Mohawk faithkeeper (Roterihonton) Kevin Deer told the Toronto Star, “We can turn the colour into goodness if we see orange in a different way. Orange is the colour of fire…in its flames are the stories of our ancestors who gathered around fire not only for warmth but to socialize, to remember, to dance and sing.”

Make a Donation to Support the Cause

Unite for Change stands in solidarity with Indigenous communities. You can, too, by making a donation to the Indigenous Peoples Solidarity Fund.

In addition to residential schools, Canada’s Indigenous Peoples have faced systemic discrimination, and harmful government policies. Racism has also created historic and modern injustices and inequalities, including long-term drinking water advisories, unequal access to healthcare and education, mental health crises for young people, and economic inequality.

Your gift will help support truth and reconciliation while also helping to fund Indigenous ingenuity and brilliance within Indigenous-led organizations. These organizations are essential in rebuilding traditional culture and language that was passed from generation-to-generation but lost or damaged from government-led assimilation practices. They also offer services and support founded in Indigenous knowledge, which uplifts an emerging generation of leaders.

We can all play a role in redressing past harm, supporting survivors, and laying the groundwork for reconciliation. Orange Shirt Day is just onestep on the path to healing. But we have to start somewhere.
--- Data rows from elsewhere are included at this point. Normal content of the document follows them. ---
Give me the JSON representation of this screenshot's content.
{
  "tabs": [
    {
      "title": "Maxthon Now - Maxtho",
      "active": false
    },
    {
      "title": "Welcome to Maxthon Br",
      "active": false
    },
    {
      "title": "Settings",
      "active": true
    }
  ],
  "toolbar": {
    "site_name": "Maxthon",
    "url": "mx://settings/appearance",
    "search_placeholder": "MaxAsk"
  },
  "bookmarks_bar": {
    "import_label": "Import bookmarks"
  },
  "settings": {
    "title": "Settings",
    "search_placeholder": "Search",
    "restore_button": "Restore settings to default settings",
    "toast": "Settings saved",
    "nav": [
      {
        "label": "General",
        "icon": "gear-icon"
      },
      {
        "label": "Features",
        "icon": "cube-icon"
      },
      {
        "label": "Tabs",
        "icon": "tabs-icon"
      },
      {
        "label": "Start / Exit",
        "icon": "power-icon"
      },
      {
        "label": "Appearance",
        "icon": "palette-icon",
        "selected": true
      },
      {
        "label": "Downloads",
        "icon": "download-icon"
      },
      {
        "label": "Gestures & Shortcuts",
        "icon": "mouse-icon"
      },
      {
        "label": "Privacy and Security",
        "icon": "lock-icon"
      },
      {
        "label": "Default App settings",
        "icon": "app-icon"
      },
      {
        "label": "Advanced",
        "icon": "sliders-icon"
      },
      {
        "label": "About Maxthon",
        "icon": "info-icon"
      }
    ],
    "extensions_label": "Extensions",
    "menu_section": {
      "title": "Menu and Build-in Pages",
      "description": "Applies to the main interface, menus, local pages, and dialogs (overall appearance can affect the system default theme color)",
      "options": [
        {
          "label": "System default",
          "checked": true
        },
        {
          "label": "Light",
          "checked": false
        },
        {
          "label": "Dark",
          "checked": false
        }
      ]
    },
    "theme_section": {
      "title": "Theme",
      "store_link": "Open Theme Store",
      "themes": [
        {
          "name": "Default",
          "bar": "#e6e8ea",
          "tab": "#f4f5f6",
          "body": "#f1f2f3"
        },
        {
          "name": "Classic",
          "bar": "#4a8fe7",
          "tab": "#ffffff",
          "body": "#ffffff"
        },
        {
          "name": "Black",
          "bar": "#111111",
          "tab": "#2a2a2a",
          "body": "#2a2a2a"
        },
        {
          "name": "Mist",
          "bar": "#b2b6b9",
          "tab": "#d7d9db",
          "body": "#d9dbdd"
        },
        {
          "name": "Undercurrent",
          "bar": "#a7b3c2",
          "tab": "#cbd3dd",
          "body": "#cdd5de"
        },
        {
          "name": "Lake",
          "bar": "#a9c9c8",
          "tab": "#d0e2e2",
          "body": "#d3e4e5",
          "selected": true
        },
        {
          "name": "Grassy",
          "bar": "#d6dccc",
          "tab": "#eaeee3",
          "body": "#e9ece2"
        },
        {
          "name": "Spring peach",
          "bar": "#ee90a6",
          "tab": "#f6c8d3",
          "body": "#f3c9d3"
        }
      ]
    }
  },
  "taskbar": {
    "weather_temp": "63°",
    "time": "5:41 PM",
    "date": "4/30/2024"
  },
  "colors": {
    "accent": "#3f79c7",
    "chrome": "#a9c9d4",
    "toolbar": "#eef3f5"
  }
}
Buy the Book:

Mental health Supports Available

Former residential school students can call 1-866-925-4419 for emotional crisis referral services and information on other health supports from the Government of Canada.

Indigenous peoples across Canada can also go to The Hope for Wellness Help Line 24 hours a day, 7 days a week for counselling and crisis intervention.

Call the toll-free Help Line at 1-855-242-3310 or connect to the online chat (Please use Google Chrome).